Ideas have consequences

Thomas Lifson
From an Australian blog, The Mind of Flapjack, comes a reminder that some of our most troubling societal characteristics are not that recent in origin.
I've almost finished reading Ideas Have Consequences, and although it was written in 1948, it is quite applicable to our society today. Some things have to be forgiven simply due to the time that has passed since its publication and now, but the overall tone of the book is spot-on. This paragraph in particular is relevant when considering what is wrong in American society today:
In the final analysis this society is like the spoiled child in its incapacity to think. Anyone can observe in the pampered children of the rich a kind of irresponsibility of the mental process.
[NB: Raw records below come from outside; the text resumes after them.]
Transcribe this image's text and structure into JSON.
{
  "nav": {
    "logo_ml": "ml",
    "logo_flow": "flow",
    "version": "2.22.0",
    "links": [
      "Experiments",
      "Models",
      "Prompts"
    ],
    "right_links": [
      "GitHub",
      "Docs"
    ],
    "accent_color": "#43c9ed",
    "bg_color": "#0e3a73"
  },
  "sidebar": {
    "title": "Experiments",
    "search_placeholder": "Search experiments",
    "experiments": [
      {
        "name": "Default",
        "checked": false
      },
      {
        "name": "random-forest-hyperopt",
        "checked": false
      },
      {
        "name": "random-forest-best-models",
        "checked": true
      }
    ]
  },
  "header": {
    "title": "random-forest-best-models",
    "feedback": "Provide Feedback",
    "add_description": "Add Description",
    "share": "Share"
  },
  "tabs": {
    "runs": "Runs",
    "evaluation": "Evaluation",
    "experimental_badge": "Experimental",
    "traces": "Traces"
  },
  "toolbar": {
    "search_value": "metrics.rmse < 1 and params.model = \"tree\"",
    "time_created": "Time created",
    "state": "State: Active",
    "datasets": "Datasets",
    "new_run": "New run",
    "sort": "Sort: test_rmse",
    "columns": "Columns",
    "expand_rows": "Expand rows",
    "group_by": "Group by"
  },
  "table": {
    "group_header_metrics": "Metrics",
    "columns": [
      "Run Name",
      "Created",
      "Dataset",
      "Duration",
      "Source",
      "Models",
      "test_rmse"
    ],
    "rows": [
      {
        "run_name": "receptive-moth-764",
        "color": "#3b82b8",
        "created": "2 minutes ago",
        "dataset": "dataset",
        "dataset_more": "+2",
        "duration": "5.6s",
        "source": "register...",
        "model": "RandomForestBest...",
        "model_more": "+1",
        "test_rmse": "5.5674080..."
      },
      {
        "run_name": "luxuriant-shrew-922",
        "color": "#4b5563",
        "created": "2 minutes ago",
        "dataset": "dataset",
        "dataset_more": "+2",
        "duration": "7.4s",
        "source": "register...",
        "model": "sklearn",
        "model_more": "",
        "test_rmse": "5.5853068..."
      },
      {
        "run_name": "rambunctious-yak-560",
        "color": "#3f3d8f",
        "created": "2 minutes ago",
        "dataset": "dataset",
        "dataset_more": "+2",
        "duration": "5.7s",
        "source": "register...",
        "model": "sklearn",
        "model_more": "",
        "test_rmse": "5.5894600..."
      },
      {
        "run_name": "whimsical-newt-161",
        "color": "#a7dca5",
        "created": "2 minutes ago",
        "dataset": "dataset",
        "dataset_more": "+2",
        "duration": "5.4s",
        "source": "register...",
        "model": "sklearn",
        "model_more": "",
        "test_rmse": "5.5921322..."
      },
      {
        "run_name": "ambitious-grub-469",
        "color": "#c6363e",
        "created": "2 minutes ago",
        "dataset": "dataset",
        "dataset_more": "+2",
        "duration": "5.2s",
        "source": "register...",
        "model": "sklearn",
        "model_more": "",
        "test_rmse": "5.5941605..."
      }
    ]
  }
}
It occurs simply because they do not have to think to survive. They never have to feel that definition must be clear and deduction correct if they are to escape the sharp penalties of deprivation. Therefore the typical thinking of such people is fragmentary, discursive, and expressive of a sort of contempt for realities. Their conclusions are not "earned" in the sense of being logically valid but are seized in the face of facts. The young scion knows that, if he falls, there is a net below to catch him. Hardness of condition is wanting. Without work to do, especially without work that is related to our dearest aims, the mental sinews atrophy, as do the physical. There is evidence that the masses, spoiled by like conditions, incur a similar flabbiness and in crises will prove unable to think straight enough to save themselves.

- Richard M. Weaver, Ideas Have Consequences
Hat tip: Bob Myer
From an Australian blog, The Mind of Flapjack, comes a reminder that some of our most troubling societal characteristics are not that recent in origin.
I've almost finished reading Ideas Have Consequences, and although it was written in 1948, it is quite applicable to our society today. Some things have to be forgiven simply due to the time that has passed since its publication and now, but the overall tone of the book is spot-on. This paragraph in particular is relevant when considering what is wrong in American society today:
In the final analysis this society is like the spoiled child in its incapacity to think. Anyone can observe in the pampered children of the rich a kind of irresponsibility of the mental process. It occurs simply because they do not have to think to survive. They never have to feel that definition must be clear and deduction correct if they are to escape the sharp penalties of deprivation. Therefore the typical thinking of such people is fragmentary, discursive, and expressive of a sort of contempt for realities. Their conclusions are not "earned" in the sense of being logically valid but are seized in the face of facts. The young scion knows that, if he falls, there is a net below to catch him. Hardness of condition is wanting. Without work to do, especially without work that is related to our dearest aims, the mental sinews atrophy, as do the physical. There is evidence that the masses, spoiled by like conditions, incur a similar flabbiness and in crises will prove unable to think straight enough to save themselves.

- Richard M. Weaver, Ideas Have Consequences
Hat tip: Bob Myer